The Effect of Country Music on Suicide. Social Forces

In this article, we explore the link between a particular form of popular music (country music) and metropolitan suicide rates. We contend that the themes found in country music foster a suicidal mood among people already at risk of suicide and that it is thereby associated with a high suicide rate. The effect is buttressed by the country subculture and a link between this subculture and a racial status related to an increased suicide risk.

No nod to KL, I did this all by myself!

Sunday, April 10, 2011

Sad, Really

It's a little sad that Will Farrell has to stoop to imitating...well, me.

Blame Republicans? REALLY?

I am happy to blame the Republicans for a lot of bad things, ranging from elective wars to astonishing hypocrisy about taxes and deficits.

But the government shutdown? The idiot Dems didn't have the juevos to pass a budget when they controlled every branch of government.

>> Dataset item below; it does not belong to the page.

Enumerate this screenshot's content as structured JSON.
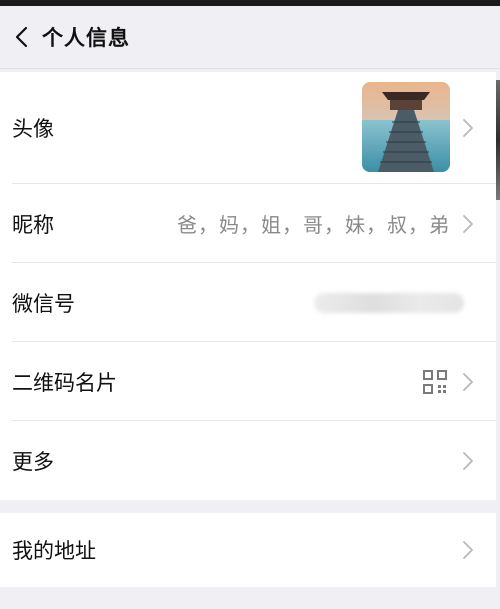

The idea that "We'll get back to you" is a budget shows you just how inept and corrupt the Dems have become.

Nick G has some more

(Nod to Angry Alex)

Pusillanimous progressive punditry

One official progressive talking point in response to John Boehner playing their politicians like a violin is that Republicans are "bullies" and "hostage takers" (see here and here for examples).

Pundits, please!

Nobody gave Obama an atomic wedgie in the boy's bathroom. Nobody has any Democratic politician's family members locked up somewhere. It's simply that a majority of this country's elected representatives disagree with you on policy.

That's it; that's all.

Now, you may be right and they may be wrong about the policy, but it didn't take physical violence or blackmail to get the policy to turn out the way it did. A lot of people just plain disagree with you on policy.

Last time I checked, that was still allowed 'round here.